Problem to work on >>
Work out the count of lines in the material where the string "command" shows up, and reply with it alone.

The data >>
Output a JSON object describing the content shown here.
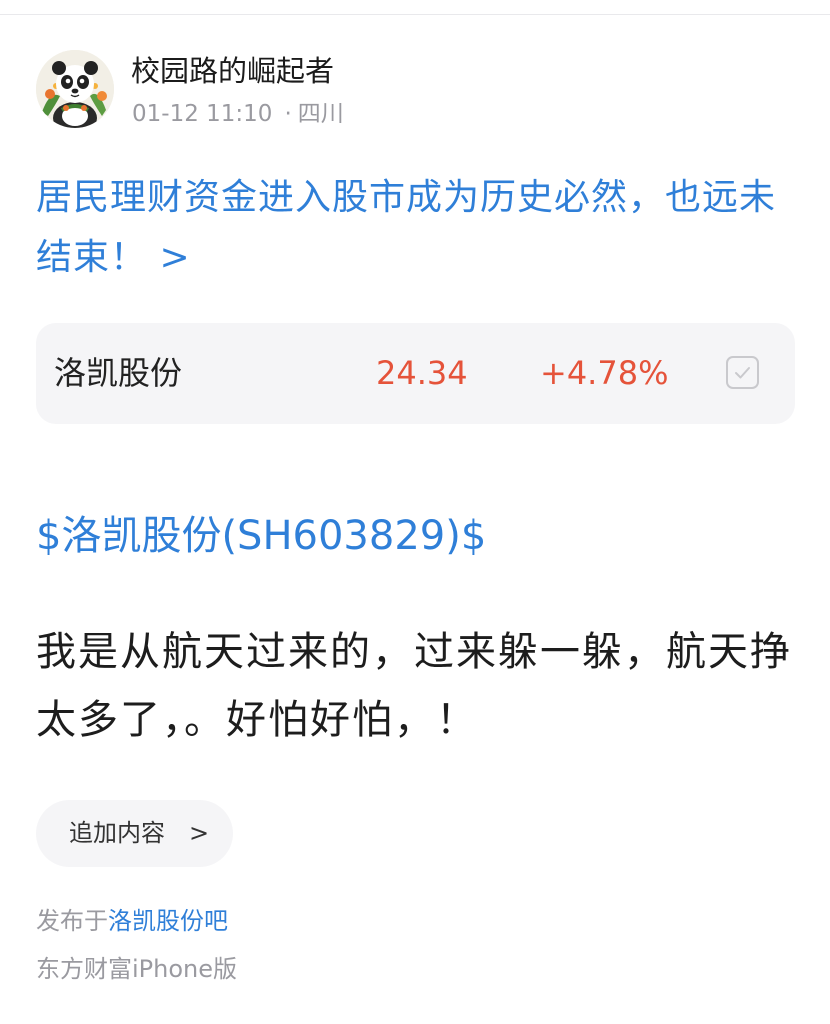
{
  "post": {
    "author": {
      "name": "校园路的崛起者",
      "avatar_icon": "panda-avatar-icon"
    },
    "date": "01-12 11:10",
    "separator": "·",
    "location": "四川",
    "headline": "居民理财资金进入股市成为历史必然，也远未结束！ >",
    "stock_card": {
      "name": "洛凯股份",
      "price": "24.34",
      "change": "+4.78%",
      "checkbox_icon": "checkbox-icon"
    },
    "stock_ref": "$洛凯股份(SH603829)$",
    "body": "我是从航天过来的，过来躲一躲，航天挣太多了，。好怕好怕，！",
    "add_content_button": {
      "label": "追加内容",
      "icon": ">"
    },
    "published_in_prefix": "发布于",
    "forum": "洛凯股份吧",
    "client": "东方财富iPhone版"
  },
  "colors": {
    "link": "#2f7fd8",
    "price_up": "#e5533a",
    "meta": "#9a9aa0",
    "card_bg": "#f5f5f7"
  }
}
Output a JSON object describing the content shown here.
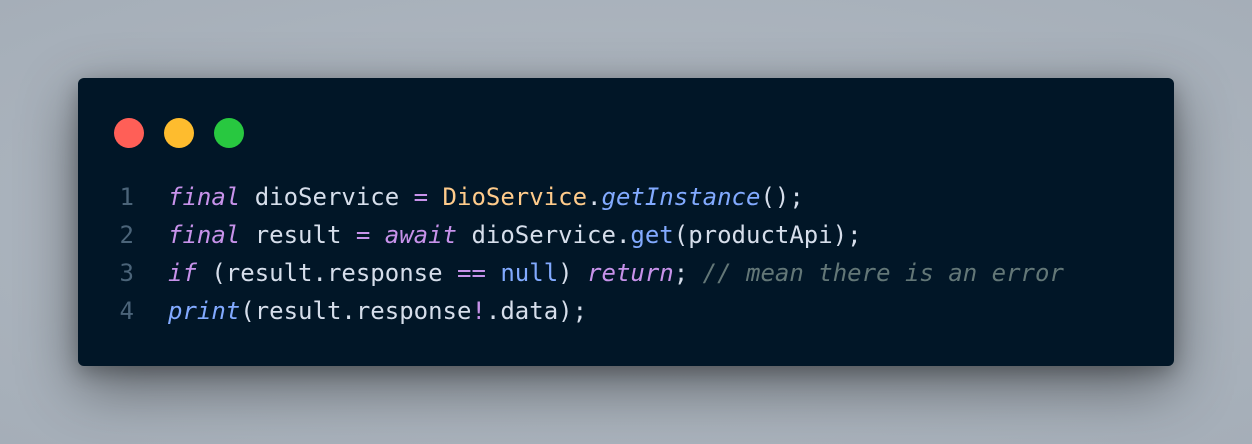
{
  "window": {
    "controls": [
      {
        "name": "close",
        "color": "#ff5f57"
      },
      {
        "name": "minimize",
        "color": "#febc2e"
      },
      {
        "name": "maximize",
        "color": "#28c840"
      }
    ]
  },
  "code": {
    "lines": [
      {
        "number": "1",
        "tokens": [
          {
            "text": "final",
            "kind": "kw"
          },
          {
            "text": " dioService ",
            "kind": "plain"
          },
          {
            "text": "=",
            "kind": "op"
          },
          {
            "text": " ",
            "kind": "plain"
          },
          {
            "text": "DioService",
            "kind": "cls"
          },
          {
            "text": ".",
            "kind": "plain"
          },
          {
            "text": "getInstance",
            "kind": "fn"
          },
          {
            "text": "();",
            "kind": "plain"
          }
        ]
      },
      {
        "number": "2",
        "tokens": [
          {
            "text": "final",
            "kind": "kw"
          },
          {
            "text": " result ",
            "kind": "plain"
          },
          {
            "text": "=",
            "kind": "op"
          },
          {
            "text": " ",
            "kind": "plain"
          },
          {
            "text": "await",
            "kind": "kw"
          },
          {
            "text": " dioService.",
            "kind": "plain"
          },
          {
            "text": "get",
            "kind": "fn2"
          },
          {
            "text": "(productApi);",
            "kind": "plain"
          }
        ]
      },
      {
        "number": "3",
        "tokens": [
          {
            "text": "if",
            "kind": "kw"
          },
          {
            "text": " (result.response ",
            "kind": "plain"
          },
          {
            "text": "==",
            "kind": "op"
          },
          {
            "text": " ",
            "kind": "plain"
          },
          {
            "text": "null",
            "kind": "lit"
          },
          {
            "text": ") ",
            "kind": "plain"
          },
          {
            "text": "return",
            "kind": "kw"
          },
          {
            "text": "; ",
            "kind": "plain"
          },
          {
            "text": "// mean there is an error",
            "kind": "cm"
          }
        ]
      },
      {
        "number": "4",
        "tokens": [
          {
            "text": "print",
            "kind": "fn"
          },
          {
            "text": "(result.response",
            "kind": "plain"
          },
          {
            "text": "!",
            "kind": "op"
          },
          {
            "text": ".data);",
            "kind": "plain"
          }
        ]
      }
    ]
  }
}
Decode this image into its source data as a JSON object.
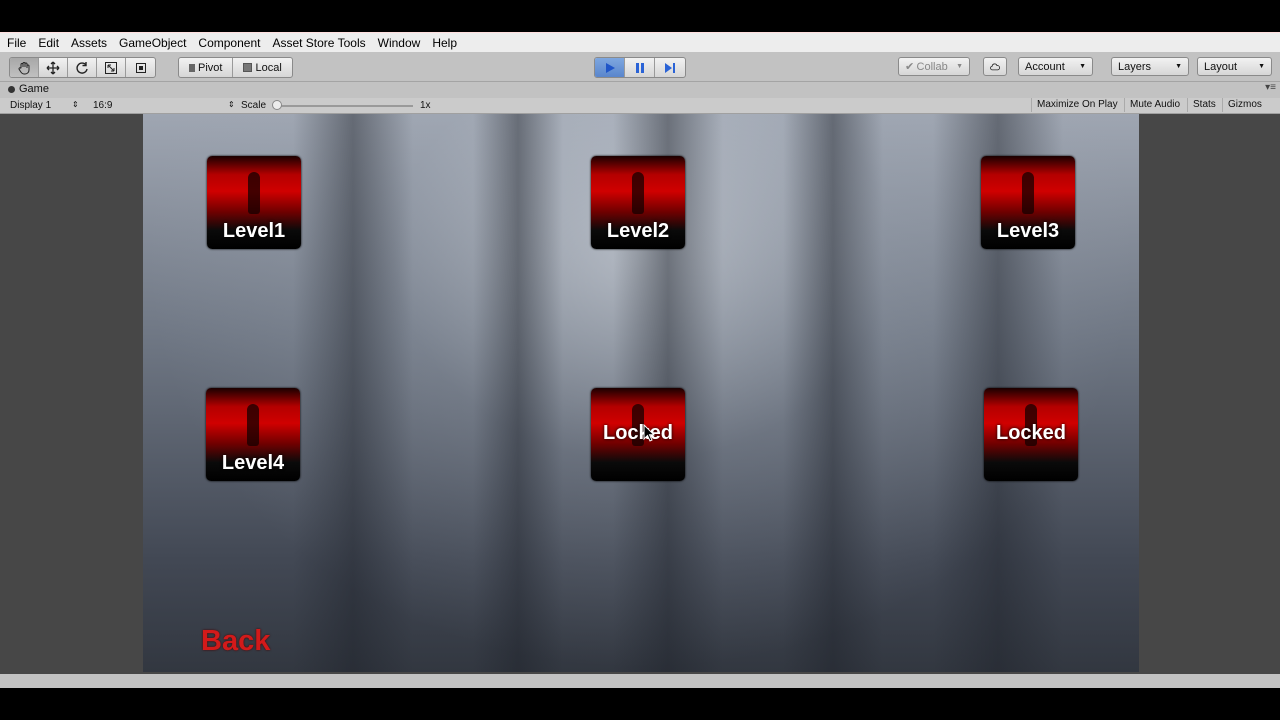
{
  "menu": [
    "File",
    "Edit",
    "Assets",
    "GameObject",
    "Component",
    "Asset Store Tools",
    "Window",
    "Help"
  ],
  "toolbar": {
    "transform_tools": [
      "hand-icon",
      "move-icon",
      "rotate-icon",
      "scale-icon",
      "rect-icon"
    ],
    "pivot_label": "Pivot",
    "local_label": "Local",
    "collab_label": "Collab",
    "account_label": "Account",
    "layers_label": "Layers",
    "layout_label": "Layout",
    "play_accent": "#5a86cc"
  },
  "tab": {
    "title": "Game"
  },
  "game_toolbar": {
    "display": "Display 1",
    "aspect": "16:9",
    "scale_label": "Scale",
    "scale_value": "1x",
    "maximize": "Maximize On Play",
    "mute": "Mute Audio",
    "stats": "Stats",
    "gizmos": "Gizmos"
  },
  "levels": [
    {
      "label": "Level1",
      "locked": false
    },
    {
      "label": "Level2",
      "locked": false
    },
    {
      "label": "Level3",
      "locked": false
    },
    {
      "label": "Level4",
      "locked": false
    },
    {
      "label": "Locked",
      "locked": true
    },
    {
      "label": "Locked",
      "locked": true
    }
  ],
  "back_label": "Back",
  "colors": {
    "back_text": "#d21a1a",
    "button_red": "#d00000"
  }
}
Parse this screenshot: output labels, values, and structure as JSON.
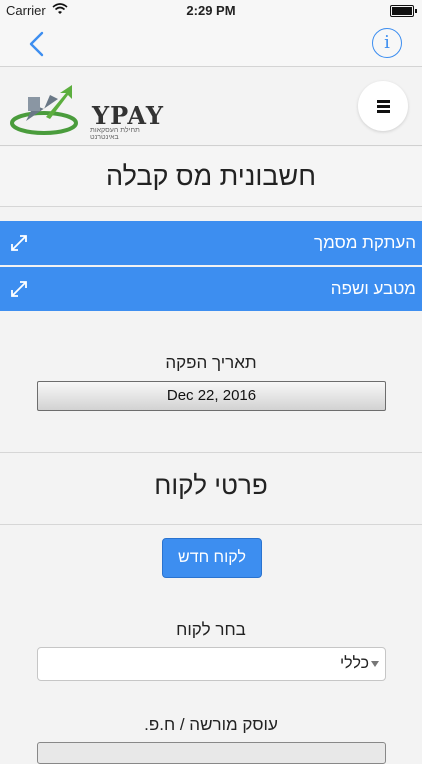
{
  "status_bar": {
    "carrier": "Carrier",
    "time": "2:29 PM"
  },
  "nav": {
    "back_icon": "chevron-left-icon",
    "info_glyph": "i",
    "accent": "#3d8ef0"
  },
  "brand": {
    "logo_word": "YPAY",
    "tagline": "תחילת העסקאות באינטרנט"
  },
  "page": {
    "title": "חשבונית מס קבלה"
  },
  "accordions": [
    {
      "label": "העתקת מסמך"
    },
    {
      "label": "מטבע ושפה"
    }
  ],
  "issue_date": {
    "label": "תאריך הפקה",
    "value": "Dec 22, 2016"
  },
  "customer": {
    "heading": "פרטי לקוח",
    "new_button": "לקוח חדש",
    "select_label": "בחר לקוח",
    "select_value": "כללי",
    "dealer_label": "עוסק מורשה / ח.פ."
  }
}
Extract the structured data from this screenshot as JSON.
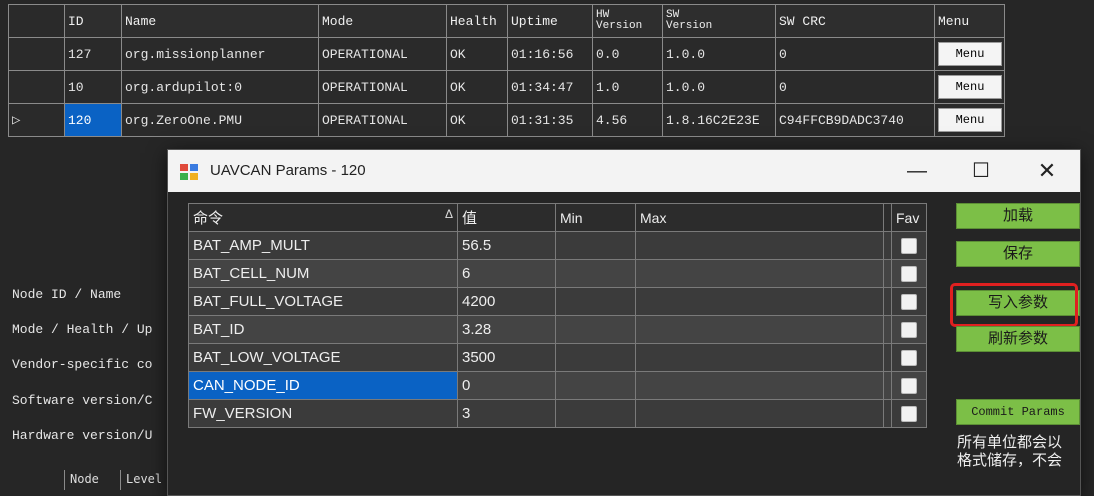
{
  "node_table": {
    "headers": {
      "id": "ID",
      "name": "Name",
      "mode": "Mode",
      "health": "Health",
      "uptime": "Uptime",
      "hw_version_1": "HW",
      "hw_version_2": "Version",
      "sw_version_1": "SW",
      "sw_version_2": "Version",
      "sw_crc": "SW CRC",
      "menu": "Menu"
    },
    "rows": [
      {
        "id": "127",
        "name": "org.missionplanner",
        "mode": "OPERATIONAL",
        "health": "OK",
        "uptime": "01:16:56",
        "hw": "0.0",
        "sw": "1.0.0",
        "crc": "0",
        "menu": "Menu"
      },
      {
        "id": "10",
        "name": "org.ardupilot:0",
        "mode": "OPERATIONAL",
        "health": "OK",
        "uptime": "01:34:47",
        "hw": "1.0",
        "sw": "1.0.0",
        "crc": "0",
        "menu": "Menu"
      },
      {
        "id": "120",
        "name": "org.ZeroOne.PMU",
        "mode": "OPERATIONAL",
        "health": "OK",
        "uptime": "01:31:35",
        "hw": "4.56",
        "sw": "1.8.16C2E23E",
        "crc": "C94FFCB9DADC3740",
        "menu": "Menu"
      }
    ],
    "selected_row_marker": "▷"
  },
  "left_labels": [
    "Node ID / Name",
    "Mode / Health / Up",
    "Vendor-specific co",
    "Software version/C",
    "Hardware version/U"
  ],
  "sub_table_headers": {
    "node": "Node",
    "level": "Level"
  },
  "dialog": {
    "title": "UAVCAN Params - 120",
    "controls": {
      "minimize": "—",
      "maximize": "☐",
      "close": "✕"
    },
    "columns": {
      "command": "命令",
      "sort_indicator": "Δ",
      "value": "值",
      "min": "Min",
      "max": "Max",
      "fav": "Fav"
    },
    "params": [
      {
        "command": "BAT_AMP_MULT",
        "value": "56.5",
        "min": "",
        "max": "",
        "fav": false
      },
      {
        "command": "BAT_CELL_NUM",
        "value": "6",
        "min": "",
        "max": "",
        "fav": false
      },
      {
        "command": "BAT_FULL_VOLTAGE",
        "value": "4200",
        "min": "",
        "max": "",
        "fav": false
      },
      {
        "command": "BAT_ID",
        "value": "3.28",
        "min": "",
        "max": "",
        "fav": false
      },
      {
        "command": "BAT_LOW_VOLTAGE",
        "value": "3500",
        "min": "",
        "max": "",
        "fav": false
      },
      {
        "command": "CAN_NODE_ID",
        "value": "0",
        "min": "",
        "max": "",
        "fav": false
      },
      {
        "command": "FW_VERSION",
        "value": "3",
        "min": "",
        "max": "",
        "fav": false
      }
    ],
    "selected_param": "CAN_NODE_ID",
    "buttons": {
      "load": "加载",
      "save": "保存",
      "write_params": "写入参数",
      "refresh_params": "刷新参数",
      "commit_params": "Commit Params"
    },
    "note_line1": "所有单位都会以",
    "note_line2": "格式储存，不会"
  },
  "colors": {
    "button_green": "#7cbf47",
    "selection_blue": "#0a62c4",
    "highlight_red": "#e02020",
    "background": "#262626"
  }
}
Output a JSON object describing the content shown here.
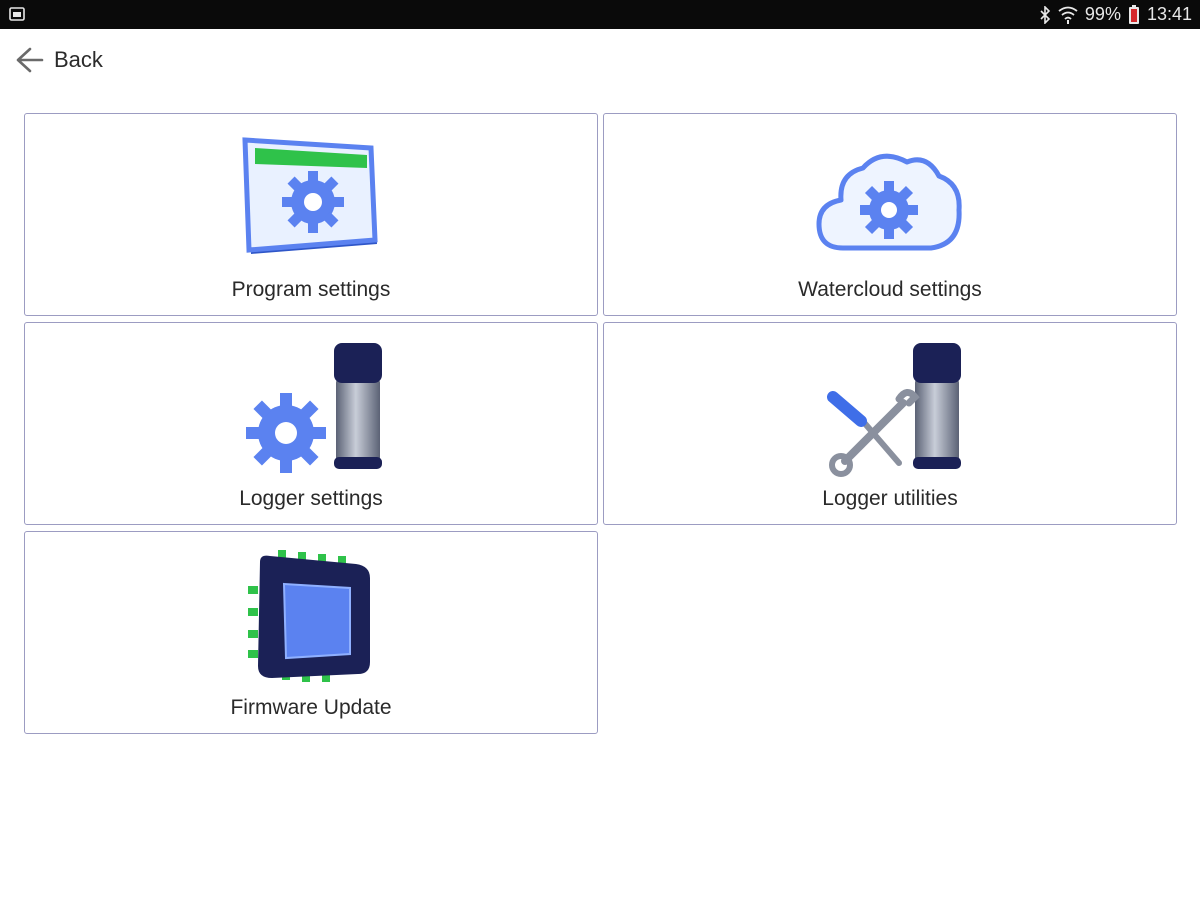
{
  "status_bar": {
    "battery_percent": "99%",
    "time": "13:41",
    "icons": [
      "screenshot-icon",
      "bluetooth-icon",
      "wifi-icon",
      "battery-icon"
    ]
  },
  "nav": {
    "back_label": "Back",
    "back_icon": "arrow-left-icon"
  },
  "menu": {
    "tiles": [
      {
        "label": "Program settings",
        "icon": "program-settings-icon"
      },
      {
        "label": "Watercloud settings",
        "icon": "cloud-gear-icon"
      },
      {
        "label": "Logger settings",
        "icon": "logger-gear-icon"
      },
      {
        "label": "Logger utilities",
        "icon": "logger-tools-icon"
      },
      {
        "label": "Firmware Update",
        "icon": "chip-icon"
      }
    ]
  },
  "colors": {
    "tile_border": "#9c9cc2",
    "accent_blue": "#5b82f0",
    "accent_green": "#2fc24a",
    "navy": "#1b2156"
  }
}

Task result >>
8